At the midway point in the general election campaign, "Cleggmania" appears to be gripping the academy as strongly as other constituencies.
An online survey of Times Higher Education readers indicates that the Liberal Democrats' popularity has grown within the sector - at the expense of Labour - in the wake of the first televised leaders' debate last week, in which Nick Clegg shone for the Lib Dems.
In the two weeks since the previous THE poll results, 62 per cent of respondents say they plan to vote Lib Dem, 20 per cent Labour and 12 per cent Conservative.
In the previous poll, conducted before the start of the campaign, 40 per cent said they intended to vote Lib Dem, 33 per cent Labour and 15 per cent Tory.

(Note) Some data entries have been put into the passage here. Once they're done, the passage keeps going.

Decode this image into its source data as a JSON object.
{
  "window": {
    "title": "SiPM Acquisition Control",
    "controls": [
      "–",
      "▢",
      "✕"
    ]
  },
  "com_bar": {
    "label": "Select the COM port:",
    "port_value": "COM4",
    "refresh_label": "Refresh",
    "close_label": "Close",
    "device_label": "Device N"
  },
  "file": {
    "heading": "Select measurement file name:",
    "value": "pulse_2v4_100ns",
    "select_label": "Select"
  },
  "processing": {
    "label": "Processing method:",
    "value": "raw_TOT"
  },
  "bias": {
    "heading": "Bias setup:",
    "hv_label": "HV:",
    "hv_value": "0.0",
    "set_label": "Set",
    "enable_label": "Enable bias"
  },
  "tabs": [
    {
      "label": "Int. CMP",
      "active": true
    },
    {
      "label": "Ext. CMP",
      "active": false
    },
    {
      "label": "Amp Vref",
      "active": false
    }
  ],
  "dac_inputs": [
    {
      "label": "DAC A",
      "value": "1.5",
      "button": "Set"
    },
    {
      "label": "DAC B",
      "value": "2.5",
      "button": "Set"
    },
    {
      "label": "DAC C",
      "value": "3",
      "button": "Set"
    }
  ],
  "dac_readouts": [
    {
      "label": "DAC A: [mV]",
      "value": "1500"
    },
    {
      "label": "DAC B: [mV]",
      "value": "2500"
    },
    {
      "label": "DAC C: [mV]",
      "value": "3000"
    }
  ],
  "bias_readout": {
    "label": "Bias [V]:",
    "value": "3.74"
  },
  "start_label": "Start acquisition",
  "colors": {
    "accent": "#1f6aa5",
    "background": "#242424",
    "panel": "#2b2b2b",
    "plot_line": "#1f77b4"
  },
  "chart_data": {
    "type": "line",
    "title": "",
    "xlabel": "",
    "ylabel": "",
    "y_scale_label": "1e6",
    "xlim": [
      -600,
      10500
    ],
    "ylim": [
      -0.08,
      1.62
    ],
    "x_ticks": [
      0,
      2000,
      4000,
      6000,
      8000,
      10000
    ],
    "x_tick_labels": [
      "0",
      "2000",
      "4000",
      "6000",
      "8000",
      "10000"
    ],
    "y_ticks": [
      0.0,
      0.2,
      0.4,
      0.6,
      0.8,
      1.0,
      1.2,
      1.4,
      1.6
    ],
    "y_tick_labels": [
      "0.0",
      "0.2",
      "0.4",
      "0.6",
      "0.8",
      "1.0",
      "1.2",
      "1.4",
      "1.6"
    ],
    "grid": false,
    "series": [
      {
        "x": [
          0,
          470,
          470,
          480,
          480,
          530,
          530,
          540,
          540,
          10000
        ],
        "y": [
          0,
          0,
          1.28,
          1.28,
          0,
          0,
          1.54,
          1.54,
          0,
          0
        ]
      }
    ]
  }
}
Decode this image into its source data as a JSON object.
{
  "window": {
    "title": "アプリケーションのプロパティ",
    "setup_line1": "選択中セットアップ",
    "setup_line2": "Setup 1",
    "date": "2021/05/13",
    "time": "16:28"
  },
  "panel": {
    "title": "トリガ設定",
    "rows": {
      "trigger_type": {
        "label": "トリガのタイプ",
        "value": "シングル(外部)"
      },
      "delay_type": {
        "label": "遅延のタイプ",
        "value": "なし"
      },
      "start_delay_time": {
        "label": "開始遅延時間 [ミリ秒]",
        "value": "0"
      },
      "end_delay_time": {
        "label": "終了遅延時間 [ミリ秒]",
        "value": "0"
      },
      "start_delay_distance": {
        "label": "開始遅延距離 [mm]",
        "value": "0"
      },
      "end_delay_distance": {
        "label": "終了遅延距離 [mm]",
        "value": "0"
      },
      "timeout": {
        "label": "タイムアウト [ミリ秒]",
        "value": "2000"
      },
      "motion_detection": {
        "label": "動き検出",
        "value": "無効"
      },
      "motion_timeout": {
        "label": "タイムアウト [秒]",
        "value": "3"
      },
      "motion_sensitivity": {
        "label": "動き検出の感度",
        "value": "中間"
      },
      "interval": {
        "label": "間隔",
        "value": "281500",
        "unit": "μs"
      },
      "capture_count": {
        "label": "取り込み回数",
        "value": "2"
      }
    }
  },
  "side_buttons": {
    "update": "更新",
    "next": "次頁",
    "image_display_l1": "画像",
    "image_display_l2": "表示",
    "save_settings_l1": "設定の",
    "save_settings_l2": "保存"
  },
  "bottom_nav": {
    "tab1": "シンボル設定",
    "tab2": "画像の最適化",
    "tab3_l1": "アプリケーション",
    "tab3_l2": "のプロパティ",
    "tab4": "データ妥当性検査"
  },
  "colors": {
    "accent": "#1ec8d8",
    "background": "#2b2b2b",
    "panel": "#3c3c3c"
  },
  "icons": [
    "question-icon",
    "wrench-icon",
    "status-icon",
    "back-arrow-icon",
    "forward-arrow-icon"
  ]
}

The Lib Dems have been riding a wave of popularity since the leaders' debate, and secured even more support among THE readers for their higher education policies, including phasing out tuition fees.

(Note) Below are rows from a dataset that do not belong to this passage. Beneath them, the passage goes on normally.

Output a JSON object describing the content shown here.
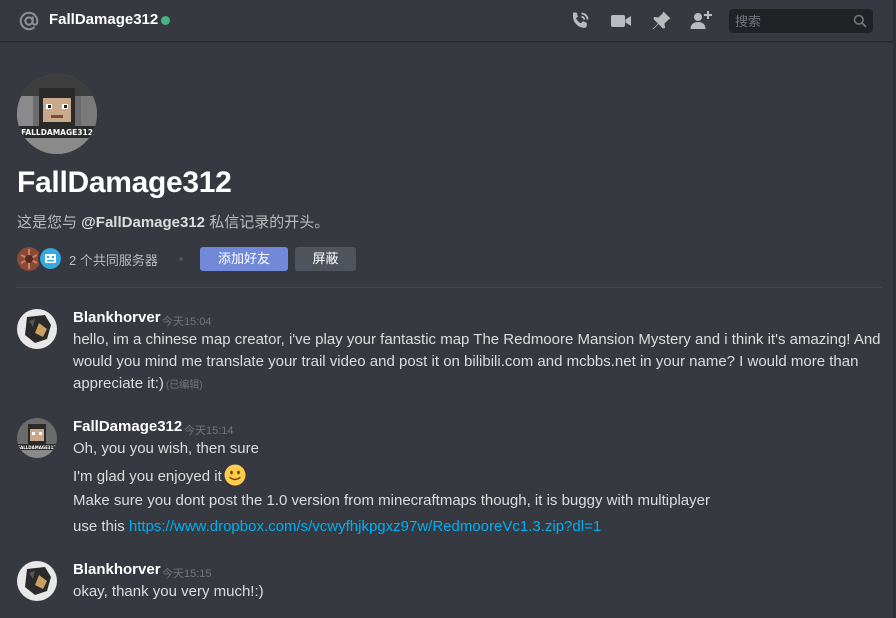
{
  "header": {
    "title": "FallDamage312",
    "status_color": "#43b581",
    "icons": [
      "at-icon",
      "phone-call-icon",
      "video-call-icon",
      "pin-icon",
      "add-friend-icon"
    ],
    "search_placeholder": "搜索"
  },
  "welcome": {
    "title": "FallDamage312",
    "desc_prefix": "这是您与 ",
    "desc_mention": "@FallDamage312",
    "desc_suffix": " 私信记录的开头。",
    "mutual_servers": "2 个共同服务器",
    "add_friend_label": "添加好友",
    "block_label": "屏蔽"
  },
  "messages": [
    {
      "author": "Blankhorver",
      "timestamp": "今天15:04",
      "lines": [
        "hello, im a chinese map creator, i've play your fantastic map The Redmoore Mansion Mystery and i think it's amazing! And",
        "would you mind me translate your trail video and post it on bilibili.com and mcbbs.net in your name? I would more than",
        "appreciate it:)"
      ],
      "edited": "(已编辑)"
    },
    {
      "author": "FallDamage312",
      "timestamp": "今天15:14",
      "lines": [
        "Oh, you you wish, then sure",
        "I'm glad you enjoyed it",
        "Make sure you dont post the 1.0 version from minecraftmaps though, it is buggy with multiplayer",
        "use this "
      ],
      "link": "https://www.dropbox.com/s/vcwyfhjkpgxz97w/RedmooreVc1.3.zip?dl=1"
    },
    {
      "author": "Blankhorver",
      "timestamp": "今天15:15",
      "lines": [
        "okay, thank you very much!:)"
      ]
    }
  ],
  "colors": {
    "background": "#36393f",
    "accent": "#7289da",
    "link": "#00b0f4"
  }
}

Their policies were supported by 67 per cent of readers, followed by Labour (17 per cent) and the Conservatives (10 per cent).
The poll, which is intended to offer only a snapshot of feeling within the academy, also asked readers their preferred outcome from the ongoing review of fees.
Some 56 per cent want fees to be scrapped, 23 per cent prefer no change to the fee cap, 17 per cent favour a £5,000 cap, 6 per cent want a £7,000 cap and 4 per cent back an unregulated market in fees.
The Lib Dems were the last of the three main parties to publish their manifesto last week. In higher education, they pledge to:
- Merge the Higher Education Funding Council for England with the Skills Funding Agency to form a single Council for Adult Skills and Higher Education
- Ditch the government's target for 50 per cent of young people to attend university, and consider guaranteeing places for the best students from low-achieving schools
- Phase out tuition fees over six years, while setting up a national bursary scheme to support "strategic subjects" and students in financial hardship
- Ring-fence the science budget.